((
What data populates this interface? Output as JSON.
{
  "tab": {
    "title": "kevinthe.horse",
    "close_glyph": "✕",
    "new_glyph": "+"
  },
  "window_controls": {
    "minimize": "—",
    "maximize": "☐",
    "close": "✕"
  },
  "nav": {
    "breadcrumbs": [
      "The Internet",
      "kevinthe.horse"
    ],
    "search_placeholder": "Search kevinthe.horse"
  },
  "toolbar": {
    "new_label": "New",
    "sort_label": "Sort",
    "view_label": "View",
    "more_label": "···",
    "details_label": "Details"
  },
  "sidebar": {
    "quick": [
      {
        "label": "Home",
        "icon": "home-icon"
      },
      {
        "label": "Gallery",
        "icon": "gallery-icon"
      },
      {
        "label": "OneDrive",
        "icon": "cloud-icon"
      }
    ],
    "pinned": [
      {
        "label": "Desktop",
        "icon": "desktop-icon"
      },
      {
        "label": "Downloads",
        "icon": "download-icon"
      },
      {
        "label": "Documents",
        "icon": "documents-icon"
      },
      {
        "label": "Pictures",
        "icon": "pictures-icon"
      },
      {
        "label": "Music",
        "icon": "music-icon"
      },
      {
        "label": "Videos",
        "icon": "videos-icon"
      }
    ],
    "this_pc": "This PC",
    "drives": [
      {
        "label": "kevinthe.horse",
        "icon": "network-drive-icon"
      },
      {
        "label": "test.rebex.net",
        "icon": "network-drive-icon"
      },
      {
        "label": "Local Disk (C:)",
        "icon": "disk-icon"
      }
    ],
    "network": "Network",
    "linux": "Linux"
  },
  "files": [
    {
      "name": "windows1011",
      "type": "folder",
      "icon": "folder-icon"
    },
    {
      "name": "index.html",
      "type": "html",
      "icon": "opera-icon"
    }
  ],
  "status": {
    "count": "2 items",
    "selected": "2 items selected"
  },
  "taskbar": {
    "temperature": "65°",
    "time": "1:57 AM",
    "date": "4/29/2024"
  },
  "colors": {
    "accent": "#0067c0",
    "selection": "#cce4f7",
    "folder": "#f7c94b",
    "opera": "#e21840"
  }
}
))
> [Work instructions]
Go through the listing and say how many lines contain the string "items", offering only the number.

> [Reply]
2